The first thing that these gerrymandered state legislators have done is go after voting rights. You see it in North Carolina, where there was an entire host of things that they did, as far as voter ID, as far as eliminating early voting hours, as far as cutting back on the number of open precincts. It goes on and on. You see it in Wisconsin on the extraordinarily stringent voter ID laws that were passed there. You saw it in Ohio, where they eliminated the Golden Week, where you could register and vote in the same week. You saw it in Michigan, where they simply changed the rules on requiring an affidavit if you didn't have ID at the poles but they simply didn't make it clear to people that that was what had to be done. An awful lot of the states, states like Wisconsin, which came down to 23,000 votes. A state like Michigan, 11,000 votes. Pennsylvania, 44,000 votes.
In races this close, it is not difficult to suggest that a deciding factor could well have been the kind of voter suppression laws that these gerrymandered legislators put into effect. When people say, you can't gerrymander the Electoral College, I think they're wrong. You quite clearly can. If the next step is that some of these gerrymandered legislators attempt to reapportion their Electoral College votes by congressional districts, that becomes the next piece of how that can go. Some are looking at that.

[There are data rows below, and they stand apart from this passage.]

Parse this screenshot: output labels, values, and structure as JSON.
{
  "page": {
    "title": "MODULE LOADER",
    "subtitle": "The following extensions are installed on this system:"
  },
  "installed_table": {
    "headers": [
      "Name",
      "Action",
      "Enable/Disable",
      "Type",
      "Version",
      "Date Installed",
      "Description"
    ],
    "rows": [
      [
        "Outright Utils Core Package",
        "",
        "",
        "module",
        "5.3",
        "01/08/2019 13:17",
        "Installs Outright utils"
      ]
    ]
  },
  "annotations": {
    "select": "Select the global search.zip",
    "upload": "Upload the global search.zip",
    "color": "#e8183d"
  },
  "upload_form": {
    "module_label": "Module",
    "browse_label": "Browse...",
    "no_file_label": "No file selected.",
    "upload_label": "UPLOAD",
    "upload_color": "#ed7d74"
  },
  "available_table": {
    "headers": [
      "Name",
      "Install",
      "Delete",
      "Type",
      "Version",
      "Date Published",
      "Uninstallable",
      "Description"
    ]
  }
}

SR: We'll have to watch that. But let's turn to 2018 and 2020 because there's an expectation that Democrats can take back the House in 2018. You've written that's far harder than people imagine because of gerrymandering. What do you see?